__WHAT TO PRODUCE__
The line with "Transcribe this image's" marks the start; write out that line and all following lines through the end of the listing, exactly.

----

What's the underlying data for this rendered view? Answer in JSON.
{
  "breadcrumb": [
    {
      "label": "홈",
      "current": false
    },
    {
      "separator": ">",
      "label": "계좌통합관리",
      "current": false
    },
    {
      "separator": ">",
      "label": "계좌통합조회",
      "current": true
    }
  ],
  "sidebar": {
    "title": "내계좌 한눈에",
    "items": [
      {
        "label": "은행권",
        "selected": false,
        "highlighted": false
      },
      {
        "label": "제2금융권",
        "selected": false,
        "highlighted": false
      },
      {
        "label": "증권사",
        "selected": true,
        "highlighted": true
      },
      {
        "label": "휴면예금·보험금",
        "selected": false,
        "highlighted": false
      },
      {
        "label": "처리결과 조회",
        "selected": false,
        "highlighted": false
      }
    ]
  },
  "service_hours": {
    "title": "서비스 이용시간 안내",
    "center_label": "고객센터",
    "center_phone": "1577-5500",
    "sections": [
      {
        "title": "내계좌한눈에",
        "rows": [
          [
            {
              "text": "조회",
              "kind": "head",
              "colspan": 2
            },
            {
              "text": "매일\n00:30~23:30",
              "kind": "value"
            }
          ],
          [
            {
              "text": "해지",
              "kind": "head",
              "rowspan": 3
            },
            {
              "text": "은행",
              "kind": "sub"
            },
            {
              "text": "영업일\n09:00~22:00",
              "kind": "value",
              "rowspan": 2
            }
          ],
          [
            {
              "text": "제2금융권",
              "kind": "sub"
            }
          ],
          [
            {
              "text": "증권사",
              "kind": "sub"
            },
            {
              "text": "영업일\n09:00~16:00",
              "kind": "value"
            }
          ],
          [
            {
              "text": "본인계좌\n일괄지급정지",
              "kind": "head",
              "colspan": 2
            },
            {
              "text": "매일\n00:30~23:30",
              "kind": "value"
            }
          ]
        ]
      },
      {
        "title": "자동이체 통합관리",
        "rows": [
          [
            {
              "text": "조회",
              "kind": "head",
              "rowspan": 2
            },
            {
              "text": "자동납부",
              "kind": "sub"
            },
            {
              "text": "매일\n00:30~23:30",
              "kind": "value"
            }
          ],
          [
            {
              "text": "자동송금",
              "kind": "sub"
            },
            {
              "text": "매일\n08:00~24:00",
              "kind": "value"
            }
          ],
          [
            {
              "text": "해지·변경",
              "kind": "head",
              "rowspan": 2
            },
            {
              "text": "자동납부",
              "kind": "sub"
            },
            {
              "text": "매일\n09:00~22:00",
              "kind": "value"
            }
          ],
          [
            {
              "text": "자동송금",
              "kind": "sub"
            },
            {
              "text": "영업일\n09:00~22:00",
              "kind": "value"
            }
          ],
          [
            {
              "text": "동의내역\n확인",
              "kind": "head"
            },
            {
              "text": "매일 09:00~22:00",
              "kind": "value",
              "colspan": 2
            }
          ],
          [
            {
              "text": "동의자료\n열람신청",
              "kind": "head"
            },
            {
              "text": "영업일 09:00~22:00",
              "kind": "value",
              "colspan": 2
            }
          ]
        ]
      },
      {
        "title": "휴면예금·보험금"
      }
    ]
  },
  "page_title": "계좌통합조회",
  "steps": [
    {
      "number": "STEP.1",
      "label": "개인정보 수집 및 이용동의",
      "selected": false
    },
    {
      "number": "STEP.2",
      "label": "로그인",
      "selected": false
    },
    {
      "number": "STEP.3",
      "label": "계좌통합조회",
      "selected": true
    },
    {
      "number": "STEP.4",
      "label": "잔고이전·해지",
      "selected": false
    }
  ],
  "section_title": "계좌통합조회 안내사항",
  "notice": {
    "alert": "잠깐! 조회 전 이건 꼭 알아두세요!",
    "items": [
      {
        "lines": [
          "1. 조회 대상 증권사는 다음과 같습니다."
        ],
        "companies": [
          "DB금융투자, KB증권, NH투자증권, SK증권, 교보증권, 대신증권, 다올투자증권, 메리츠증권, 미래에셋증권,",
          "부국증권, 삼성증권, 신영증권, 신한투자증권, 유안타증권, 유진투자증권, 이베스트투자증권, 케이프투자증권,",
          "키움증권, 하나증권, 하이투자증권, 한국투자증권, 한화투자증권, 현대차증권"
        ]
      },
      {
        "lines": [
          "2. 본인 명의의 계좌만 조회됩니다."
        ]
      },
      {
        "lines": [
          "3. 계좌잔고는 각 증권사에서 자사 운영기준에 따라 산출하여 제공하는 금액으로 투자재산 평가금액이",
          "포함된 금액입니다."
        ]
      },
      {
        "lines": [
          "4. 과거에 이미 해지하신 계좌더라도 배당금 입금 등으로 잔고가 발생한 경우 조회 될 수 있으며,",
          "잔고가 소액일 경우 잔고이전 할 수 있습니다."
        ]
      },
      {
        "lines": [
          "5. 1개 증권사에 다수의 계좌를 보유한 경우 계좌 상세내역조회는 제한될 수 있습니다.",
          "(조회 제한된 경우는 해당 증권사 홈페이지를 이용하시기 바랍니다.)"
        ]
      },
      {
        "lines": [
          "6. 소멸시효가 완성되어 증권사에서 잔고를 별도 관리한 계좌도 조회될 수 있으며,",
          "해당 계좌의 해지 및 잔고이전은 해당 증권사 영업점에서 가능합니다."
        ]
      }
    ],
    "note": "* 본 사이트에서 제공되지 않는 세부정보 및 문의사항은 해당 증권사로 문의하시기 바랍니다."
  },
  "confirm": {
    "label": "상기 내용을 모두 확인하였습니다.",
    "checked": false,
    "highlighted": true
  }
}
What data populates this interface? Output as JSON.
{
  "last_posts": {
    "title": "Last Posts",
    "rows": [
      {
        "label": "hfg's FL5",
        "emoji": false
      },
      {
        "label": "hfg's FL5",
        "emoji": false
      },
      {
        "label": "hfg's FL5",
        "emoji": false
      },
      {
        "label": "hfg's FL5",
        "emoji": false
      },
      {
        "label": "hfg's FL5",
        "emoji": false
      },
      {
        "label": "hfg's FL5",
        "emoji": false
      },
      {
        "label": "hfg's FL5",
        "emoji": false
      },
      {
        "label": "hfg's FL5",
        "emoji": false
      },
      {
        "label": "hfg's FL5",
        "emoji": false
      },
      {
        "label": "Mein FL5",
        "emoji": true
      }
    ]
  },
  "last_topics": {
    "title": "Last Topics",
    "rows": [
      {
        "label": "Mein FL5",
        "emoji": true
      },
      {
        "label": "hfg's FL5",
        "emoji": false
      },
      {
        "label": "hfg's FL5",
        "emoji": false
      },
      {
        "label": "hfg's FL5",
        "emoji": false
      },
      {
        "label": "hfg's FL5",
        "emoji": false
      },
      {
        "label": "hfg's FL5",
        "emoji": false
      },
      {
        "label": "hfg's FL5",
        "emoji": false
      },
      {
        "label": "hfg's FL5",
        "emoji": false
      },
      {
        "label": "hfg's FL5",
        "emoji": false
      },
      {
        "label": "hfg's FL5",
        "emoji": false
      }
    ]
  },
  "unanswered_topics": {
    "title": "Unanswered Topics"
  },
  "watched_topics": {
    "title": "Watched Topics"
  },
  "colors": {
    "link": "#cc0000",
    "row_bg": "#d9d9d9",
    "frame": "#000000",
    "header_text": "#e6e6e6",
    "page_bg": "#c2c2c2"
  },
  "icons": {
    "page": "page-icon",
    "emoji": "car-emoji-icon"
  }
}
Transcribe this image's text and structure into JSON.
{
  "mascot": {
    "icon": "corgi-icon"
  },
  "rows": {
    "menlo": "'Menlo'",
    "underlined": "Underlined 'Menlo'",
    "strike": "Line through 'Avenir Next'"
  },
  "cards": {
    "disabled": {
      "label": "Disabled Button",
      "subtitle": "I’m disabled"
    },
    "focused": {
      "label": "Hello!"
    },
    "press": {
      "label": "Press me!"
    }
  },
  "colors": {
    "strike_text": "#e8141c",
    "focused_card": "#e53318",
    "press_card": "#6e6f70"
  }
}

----

__WRITTEN ANSWER__
Transcribe this image's text and structure into JSON.
{
  "mascot": {
    "icon": "corgi-icon"
  },
  "rows": {
    "menlo": "'Menlo'",
    "underlined": "Underlined 'Menlo'",
    "strike": "Line through 'Avenir Next'"
  },
  "cards": {
    "disabled": {
      "label": "Disabled Button",
      "subtitle": "I’m disabled"
    },
    "focused": {
      "label": "Hello!"
    },
    "press": {
      "label": "Press me!"
    }
  },
  "colors": {
    "strike_text": "#e8141c",
    "focused_card": "#e53318",
    "press_card": "#6e6f70"
  }
}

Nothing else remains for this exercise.